One of my quotes to live by was uttered by Horace Mann: “Be ashamed to die until you have won some victory for humanity.” I see being a scientist and an educator as fulfilling part of that statement. By the way, I learned of that quote from an episode of The Twilight Zone, and I want it on my tombstone.

Why do people try to draw you out on your religious beliefs?
I never volunteer any comments about religion or God ever because I don’t pontificate. If you ask, I’ll tell you. We live in an hour of pundits, where their opinion is what they want you to adopt. They will take some opinion I have, lead with some clickbait headline, and say, “If Tyson has his way, he would have you doing this.” No! I don’t care! Apparently, this is what’s become of the contest of ideas. They think any opinion of a famous person is something worth imposing upon other people.

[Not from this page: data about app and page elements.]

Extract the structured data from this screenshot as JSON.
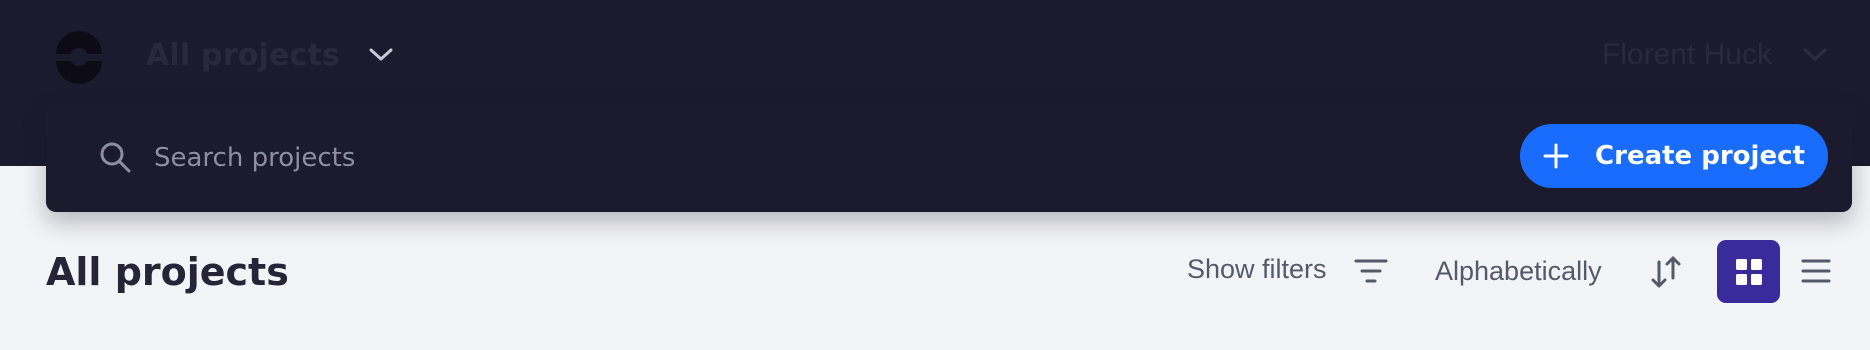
{
  "header": {
    "project_switcher_label": "All projects",
    "user_name": "Florent Huck"
  },
  "search": {
    "placeholder": "Search projects",
    "value": ""
  },
  "actions": {
    "create_project_label": "Create project"
  },
  "main": {
    "title": "All projects",
    "filters_label": "Show filters",
    "sort_label": "Alphabetically"
  },
  "colors": {
    "header_bg": "#1c1b2e",
    "accent_blue": "#1a6cff",
    "view_toggle_active": "#3a2b9b",
    "page_bg": "#f3f4f7"
  },
  "icons": {
    "logo": "app-logo",
    "search": "search-icon",
    "create": "plus-icon",
    "filters": "filter-icon",
    "sort": "sort-arrows-icon",
    "grid_view": "grid-view-icon",
    "list_view": "list-view-icon"
  }
}
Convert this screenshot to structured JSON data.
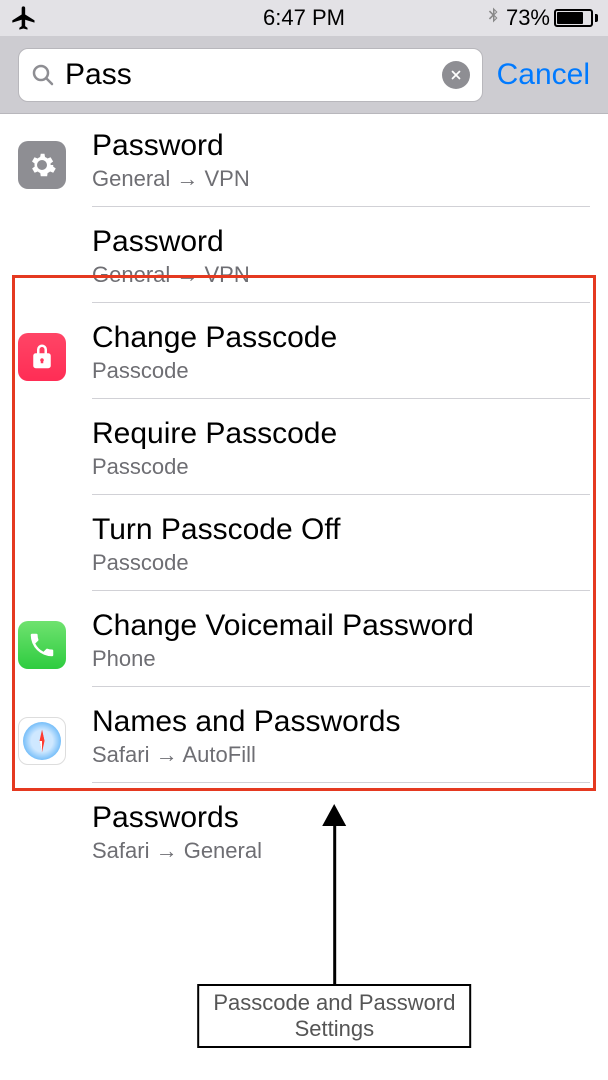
{
  "status": {
    "time": "6:47 PM",
    "battery_percent": "73%"
  },
  "search": {
    "query": "Pass",
    "cancel_label": "Cancel"
  },
  "results": [
    {
      "icon": "gear",
      "title": "Password",
      "path": [
        "General",
        "VPN"
      ]
    },
    {
      "icon": "",
      "title": "Password",
      "path": [
        "General",
        "VPN"
      ]
    },
    {
      "icon": "lock",
      "title": "Change Passcode",
      "path": [
        "Passcode"
      ]
    },
    {
      "icon": "",
      "title": "Require Passcode",
      "path": [
        "Passcode"
      ]
    },
    {
      "icon": "",
      "title": "Turn Passcode Off",
      "path": [
        "Passcode"
      ]
    },
    {
      "icon": "phone",
      "title": "Change Voicemail Password",
      "path": [
        "Phone"
      ]
    },
    {
      "icon": "safari",
      "title": "Names and Passwords",
      "path": [
        "Safari",
        "AutoFill"
      ]
    },
    {
      "icon": "",
      "title": "Passwords",
      "path": [
        "Safari",
        "General"
      ]
    }
  ],
  "annotation": {
    "label": "Passcode and Password Settings"
  },
  "icons": {
    "airplane": "airplane-icon",
    "bluetooth": "bluetooth-icon",
    "search": "search-icon",
    "clear": "clear-icon",
    "gear": "gear-icon",
    "lock": "lock-icon",
    "phone": "phone-icon",
    "safari": "safari-icon"
  }
}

How do you engage with people who deny scientific evidence?
I don’t engage them. There are several reasons: A debate implies that you could win or lose. Science has nothing to do with anybody’s charisma or even how well they argue; it has to do with how good the data are. I’ve prioritized education so that you don’t have to attend a debate to learn what is true and what is not about this world.

Are you optimistic about where we’re headed on race in this country?
Take Ferguson, for example. There was a day when that shooting wouldn’t have risen past the local news, but now a police officer shoots an unarmed person and it is in headlines across the country — that’s progress, in its own perverse way. I’ll paraphrase Churchill here: “Whether or not it’s the beginning of the end, it’s certainly the end of the beginning.”

When is it appropriate for someone to moonwalk?
It is way harder than it looks, so I think anyone who can moonwalk should moonwalk as often as they can, because it looks great and it’s an homage to Michael Jackson. And it’s named after another cosmic object, and I’m a fan of anything named after cosmic objects.

How can America become a leader in science again?
I’m working on that.

Neil deGrasse Tyson is an astrophysicist, host of StarTalk on National Geographic Channel, and director of the American Museum of Natural History’s Hayden Planetarium in New York City.